● **Exercise aim**: Each line below should be repeated exactly as it stands.

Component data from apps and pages
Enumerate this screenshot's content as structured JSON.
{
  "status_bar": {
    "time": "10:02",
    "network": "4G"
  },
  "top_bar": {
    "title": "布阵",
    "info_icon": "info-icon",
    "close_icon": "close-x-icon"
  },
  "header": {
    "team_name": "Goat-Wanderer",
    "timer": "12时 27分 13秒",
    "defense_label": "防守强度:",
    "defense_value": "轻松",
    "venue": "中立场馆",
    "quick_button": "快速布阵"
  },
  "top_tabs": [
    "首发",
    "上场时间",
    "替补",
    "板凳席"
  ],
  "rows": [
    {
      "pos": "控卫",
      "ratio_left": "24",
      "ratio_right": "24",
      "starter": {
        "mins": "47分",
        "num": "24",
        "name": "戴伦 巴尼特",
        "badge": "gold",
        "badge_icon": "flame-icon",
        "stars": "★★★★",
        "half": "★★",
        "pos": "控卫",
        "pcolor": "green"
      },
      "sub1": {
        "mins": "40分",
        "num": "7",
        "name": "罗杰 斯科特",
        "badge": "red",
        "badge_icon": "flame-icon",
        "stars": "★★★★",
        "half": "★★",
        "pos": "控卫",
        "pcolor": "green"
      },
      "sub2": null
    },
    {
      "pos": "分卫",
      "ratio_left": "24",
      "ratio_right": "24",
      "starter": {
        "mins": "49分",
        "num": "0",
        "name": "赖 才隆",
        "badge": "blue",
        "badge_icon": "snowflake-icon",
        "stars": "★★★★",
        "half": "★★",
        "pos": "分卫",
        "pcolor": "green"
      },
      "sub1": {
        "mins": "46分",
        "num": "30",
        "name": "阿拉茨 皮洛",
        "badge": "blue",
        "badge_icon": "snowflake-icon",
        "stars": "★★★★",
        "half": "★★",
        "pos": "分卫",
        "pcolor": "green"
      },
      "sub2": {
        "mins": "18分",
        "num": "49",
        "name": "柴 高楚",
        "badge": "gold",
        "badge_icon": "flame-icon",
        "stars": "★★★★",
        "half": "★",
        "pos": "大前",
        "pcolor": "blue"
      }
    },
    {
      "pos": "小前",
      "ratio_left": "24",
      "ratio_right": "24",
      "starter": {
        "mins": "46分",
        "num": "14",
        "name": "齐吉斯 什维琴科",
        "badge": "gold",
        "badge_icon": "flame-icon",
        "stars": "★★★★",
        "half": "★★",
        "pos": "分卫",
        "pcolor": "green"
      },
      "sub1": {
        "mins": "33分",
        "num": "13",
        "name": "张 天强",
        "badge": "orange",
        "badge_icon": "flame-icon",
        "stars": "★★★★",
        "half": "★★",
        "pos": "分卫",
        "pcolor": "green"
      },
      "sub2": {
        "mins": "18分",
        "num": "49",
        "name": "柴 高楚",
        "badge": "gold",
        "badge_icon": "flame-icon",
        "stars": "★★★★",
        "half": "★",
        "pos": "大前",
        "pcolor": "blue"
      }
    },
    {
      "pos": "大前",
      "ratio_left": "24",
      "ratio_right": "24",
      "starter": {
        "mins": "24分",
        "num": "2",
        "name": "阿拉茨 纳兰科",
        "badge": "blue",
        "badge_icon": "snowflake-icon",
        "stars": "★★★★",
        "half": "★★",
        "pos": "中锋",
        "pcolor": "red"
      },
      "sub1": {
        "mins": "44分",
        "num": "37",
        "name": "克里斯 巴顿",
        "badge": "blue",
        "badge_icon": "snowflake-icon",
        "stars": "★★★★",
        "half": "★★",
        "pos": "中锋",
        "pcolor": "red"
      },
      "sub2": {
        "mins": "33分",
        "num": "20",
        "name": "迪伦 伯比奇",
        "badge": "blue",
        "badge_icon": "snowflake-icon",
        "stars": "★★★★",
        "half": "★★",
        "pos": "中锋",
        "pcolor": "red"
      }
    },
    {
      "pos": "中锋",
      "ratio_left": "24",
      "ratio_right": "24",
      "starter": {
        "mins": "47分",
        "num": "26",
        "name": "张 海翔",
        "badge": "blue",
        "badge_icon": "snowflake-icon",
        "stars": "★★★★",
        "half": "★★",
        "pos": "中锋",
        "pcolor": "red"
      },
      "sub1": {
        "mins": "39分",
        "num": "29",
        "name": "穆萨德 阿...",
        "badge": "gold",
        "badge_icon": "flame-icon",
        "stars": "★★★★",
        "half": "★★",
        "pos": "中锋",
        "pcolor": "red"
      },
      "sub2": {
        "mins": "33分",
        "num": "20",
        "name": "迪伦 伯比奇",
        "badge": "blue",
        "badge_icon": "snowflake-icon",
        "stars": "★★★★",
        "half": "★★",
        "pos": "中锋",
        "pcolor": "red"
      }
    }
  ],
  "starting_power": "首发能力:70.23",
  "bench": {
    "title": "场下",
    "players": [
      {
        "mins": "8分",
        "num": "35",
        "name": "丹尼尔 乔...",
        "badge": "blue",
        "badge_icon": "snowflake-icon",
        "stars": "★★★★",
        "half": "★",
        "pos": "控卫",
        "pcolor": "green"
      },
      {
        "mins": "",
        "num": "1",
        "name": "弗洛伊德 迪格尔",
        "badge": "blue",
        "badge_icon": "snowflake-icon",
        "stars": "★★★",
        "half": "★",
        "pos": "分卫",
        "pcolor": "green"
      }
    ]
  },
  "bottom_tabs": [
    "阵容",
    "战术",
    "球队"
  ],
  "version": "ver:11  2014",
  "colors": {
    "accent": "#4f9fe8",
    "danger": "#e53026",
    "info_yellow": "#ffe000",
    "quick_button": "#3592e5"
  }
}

● **Response to the task**:
Enumerate this screenshot's content as structured JSON.
{
  "status_bar": {
    "time": "10:02",
    "network": "4G"
  },
  "top_bar": {
    "title": "布阵",
    "info_icon": "info-icon",
    "close_icon": "close-x-icon"
  },
  "header": {
    "team_name": "Goat-Wanderer",
    "timer": "12时 27分 13秒",
    "defense_label": "防守强度:",
    "defense_value": "轻松",
    "venue": "中立场馆",
    "quick_button": "快速布阵"
  },
  "top_tabs": [
    "首发",
    "上场时间",
    "替补",
    "板凳席"
  ],
  "rows": [
    {
      "pos": "控卫",
      "ratio_left": "24",
      "ratio_right": "24",
      "starter": {
        "mins": "47分",
        "num": "24",
        "name": "戴伦 巴尼特",
        "badge": "gold",
        "badge_icon": "flame-icon",
        "stars": "★★★★",
        "half": "★★",
        "pos": "控卫",
        "pcolor": "green"
      },
      "sub1": {
        "mins": "40分",
        "num": "7",
        "name": "罗杰 斯科特",
        "badge": "red",
        "badge_icon": "flame-icon",
        "stars": "★★★★",
        "half": "★★",
        "pos": "控卫",
        "pcolor": "green"
      },
      "sub2": null
    },
    {
      "pos": "分卫",
      "ratio_left": "24",
      "ratio_right": "24",
      "starter": {
        "mins": "49分",
        "num": "0",
        "name": "赖 才隆",
        "badge": "blue",
        "badge_icon": "snowflake-icon",
        "stars": "★★★★",
        "half": "★★",
        "pos": "分卫",
        "pcolor": "green"
      },
      "sub1": {
        "mins": "46分",
        "num": "30",
        "name": "阿拉茨 皮洛",
        "badge": "blue",
        "badge_icon": "snowflake-icon",
        "stars": "★★★★",
        "half": "★★",
        "pos": "分卫",
        "pcolor": "green"
      },
      "sub2": {
        "mins": "18分",
        "num": "49",
        "name": "柴 高楚",
        "badge": "gold",
        "badge_icon": "flame-icon",
        "stars": "★★★★",
        "half": "★",
        "pos": "大前",
        "pcolor": "blue"
      }
    },
    {
      "pos": "小前",
      "ratio_left": "24",
      "ratio_right": "24",
      "starter": {
        "mins": "46分",
        "num": "14",
        "name": "齐吉斯 什维琴科",
        "badge": "gold",
        "badge_icon": "flame-icon",
        "stars": "★★★★",
        "half": "★★",
        "pos": "分卫",
        "pcolor": "green"
      },
      "sub1": {
        "mins": "33分",
        "num": "13",
        "name": "张 天强",
        "badge": "orange",
        "badge_icon": "flame-icon",
        "stars": "★★★★",
        "half": "★★",
        "pos": "分卫",
        "pcolor": "green"
      },
      "sub2": {
        "mins": "18分",
        "num": "49",
        "name": "柴 高楚",
        "badge": "gold",
        "badge_icon": "flame-icon",
        "stars": "★★★★",
        "half": "★",
        "pos": "大前",
        "pcolor": "blue"
      }
    },
    {
      "pos": "大前",
      "ratio_left": "24",
      "ratio_right": "24",
      "starter": {
        "mins": "24分",
        "num": "2",
        "name": "阿拉茨 纳兰科",
        "badge": "blue",
        "badge_icon": "snowflake-icon",
        "stars": "★★★★",
        "half": "★★",
        "pos": "中锋",
        "pcolor": "red"
      },
      "sub1": {
        "mins": "44分",
        "num": "37",
        "name": "克里斯 巴顿",
        "badge": "blue",
        "badge_icon": "snowflake-icon",
        "stars": "★★★★",
        "half": "★★",
        "pos": "中锋",
        "pcolor": "red"
      },
      "sub2": {
        "mins": "33分",
        "num": "20",
        "name": "迪伦 伯比奇",
        "badge": "blue",
        "badge_icon": "snowflake-icon",
        "stars": "★★★★",
        "half": "★★",
        "pos": "中锋",
        "pcolor": "red"
      }
    },
    {
      "pos": "中锋",
      "ratio_left": "24",
      "ratio_right": "24",
      "starter": {
        "mins": "47分",
        "num": "26",
        "name": "张 海翔",
        "badge": "blue",
        "badge_icon": "snowflake-icon",
        "stars": "★★★★",
        "half": "★★",
        "pos": "中锋",
        "pcolor": "red"
      },
      "sub1": {
        "mins": "39分",
        "num": "29",
        "name": "穆萨德 阿...",
        "badge": "gold",
        "badge_icon": "flame-icon",
        "stars": "★★★★",
        "half": "★★",
        "pos": "中锋",
        "pcolor": "red"
      },
      "sub2": {
        "mins": "33分",
        "num": "20",
        "name": "迪伦 伯比奇",
        "badge": "blue",
        "badge_icon": "snowflake-icon",
        "stars": "★★★★",
        "half": "★★",
        "pos": "中锋",
        "pcolor": "red"
      }
    }
  ],
  "starting_power": "首发能力:70.23",
  "bench": {
    "title": "场下",
    "players": [
      {
        "mins": "8分",
        "num": "35",
        "name": "丹尼尔 乔...",
        "badge": "blue",
        "badge_icon": "snowflake-icon",
        "stars": "★★★★",
        "half": "★",
        "pos": "控卫",
        "pcolor": "green"
      },
      {
        "mins": "",
        "num": "1",
        "name": "弗洛伊德 迪格尔",
        "badge": "blue",
        "badge_icon": "snowflake-icon",
        "stars": "★★★",
        "half": "★",
        "pos": "分卫",
        "pcolor": "green"
      }
    ]
  },
  "bottom_tabs": [
    "阵容",
    "战术",
    "球队"
  ],
  "version": "ver:11  2014",
  "colors": {
    "accent": "#4f9fe8",
    "danger": "#e53026",
    "info_yellow": "#ffe000",
    "quick_button": "#3592e5"
  }
}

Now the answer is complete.